What is being asked |
In the entries below, find every line with the string "Pixel" and copy it.

---------------

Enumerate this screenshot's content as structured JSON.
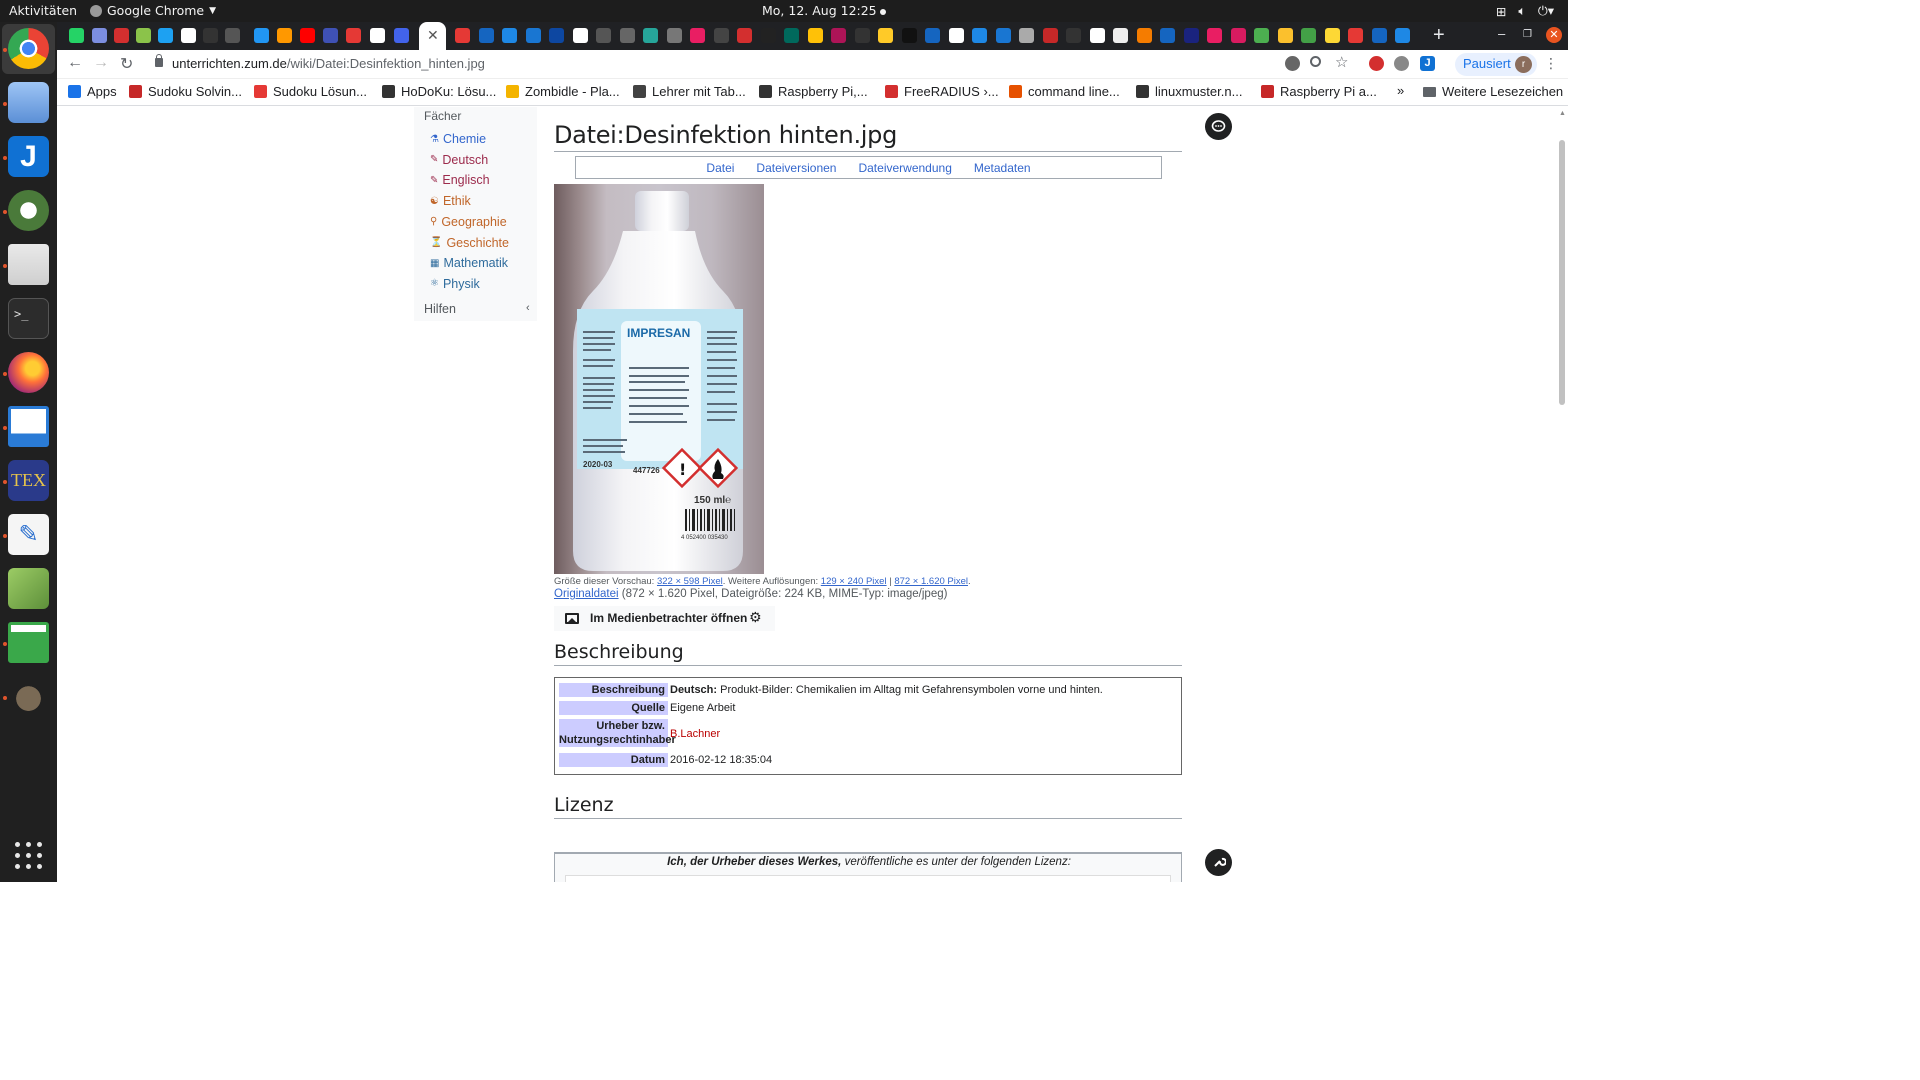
{
  "topbar": {
    "activities": "Aktivitäten",
    "app_name": "Google Chrome",
    "clock": "Mo, 12. Aug  12:25"
  },
  "dock": {
    "items": [
      "chrome",
      "mail",
      "joplin",
      "keepassxc",
      "files",
      "terminal",
      "firefox",
      "writer",
      "texstudio",
      "text-editor",
      "stellarium",
      "calc",
      "gimp"
    ]
  },
  "toolbar": {
    "url_host": "unterrichten.zum.de",
    "url_path": "/wiki/Datei:Desinfektion_hinten.jpg",
    "profile_label": "Pausiert",
    "profile_initial": "r"
  },
  "bookmarks": [
    {
      "label": "Apps",
      "color": "#1a73e8"
    },
    {
      "label": "Sudoku Solvin...",
      "color": "#c62828"
    },
    {
      "label": "Sudoku Lösun...",
      "color": "#e53935"
    },
    {
      "label": "HoDoKu: Lösu...",
      "color": "#333333"
    },
    {
      "label": "Zombidle - Pla...",
      "color": "#f4b400"
    },
    {
      "label": "Lehrer mit Tab...",
      "color": "#424242"
    },
    {
      "label": "Raspberry Pi,...",
      "color": "#333333"
    },
    {
      "label": "FreeRADIUS ›...",
      "color": "#d32f2f"
    },
    {
      "label": "command line...",
      "color": "#e65100"
    },
    {
      "label": "linuxmuster.n...",
      "color": "#333333"
    },
    {
      "label": "Raspberry Pi a...",
      "color": "#c62828"
    }
  ],
  "bookmarks_more": "»",
  "bookmarks_folder": "Weitere Lesezeichen",
  "sidebar": {
    "heading": "Fächer",
    "items": [
      {
        "label": "Chemie",
        "color": "#3366cc"
      },
      {
        "label": "Deutsch",
        "color": "#9c2b4c"
      },
      {
        "label": "Englisch",
        "color": "#9c2b4c"
      },
      {
        "label": "Ethik",
        "color": "#c0662a"
      },
      {
        "label": "Geographie",
        "color": "#c0662a"
      },
      {
        "label": "Geschichte",
        "color": "#c0662a"
      },
      {
        "label": "Mathematik",
        "color": "#2e6b9c"
      },
      {
        "label": "Physik",
        "color": "#2e6b9c"
      }
    ],
    "help": "Hilfen",
    "help_caret": "‹"
  },
  "content": {
    "title": "Datei:Desinfektion hinten.jpg",
    "file_tabs": [
      "Datei",
      "Dateiversionen",
      "Dateiverwendung",
      "Metadaten"
    ],
    "caption_prefix": "Größe dieser Vorschau: ",
    "caption_link1": "322 × 598 Pixel",
    "caption_mid": ". Weitere Auflösungen: ",
    "caption_link2": "129 × 240 Pixel",
    "caption_sep": " | ",
    "caption_link3": "872 × 1.620 Pixel",
    "caption_end": ".",
    "orig_link": "Originaldatei",
    "orig_info": " (872 × 1.620 Pixel, Dateigröße: 224 KB, MIME-Typ: image/jpeg)",
    "media_button": "Im Medienbetrachter öffnen",
    "section_desc": "Beschreibung",
    "info": {
      "desc_key": "Beschreibung",
      "desc_lang": "Deutsch:",
      "desc_val": " Produkt-Bilder: Chemikalien im Alltag mit Gefahrensymbolen vorne und hinten.",
      "source_key": "Quelle",
      "source_val": "Eigene Arbeit",
      "author_key1": "Urheber bzw.",
      "author_key2": "Nutzungsrechtinhaber",
      "author_val": "B.Lachner",
      "date_key": "Datum",
      "date_val": "2016-02-12 18:35:04"
    },
    "section_license": "Lizenz",
    "license_bold": "Ich, der Urheber dieses Werkes,",
    "license_rest": " veröffentliche es unter der folgenden Lizenz:"
  },
  "photo_text": {
    "brand": "IMPRESAN",
    "date_code": "2020-03",
    "batch": "447726",
    "volume": "150 ml℮",
    "barcode": "4 052400 035430"
  },
  "colors": {
    "link": "#3366cc",
    "table_key_bg": "#ccccff",
    "red_link": "#ba0000"
  }
}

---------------

Reply to the exercise |
    "caption_link1": "322 × 598 Pixel",
    "caption_link2": "129 × 240 Pixel",
    "caption_link3": "872 × 1.620 Pixel",
    "orig_info": " (872 × 1.620 Pixel, Dateigröße: 224 KB, MIME-Typ: image/jpeg)",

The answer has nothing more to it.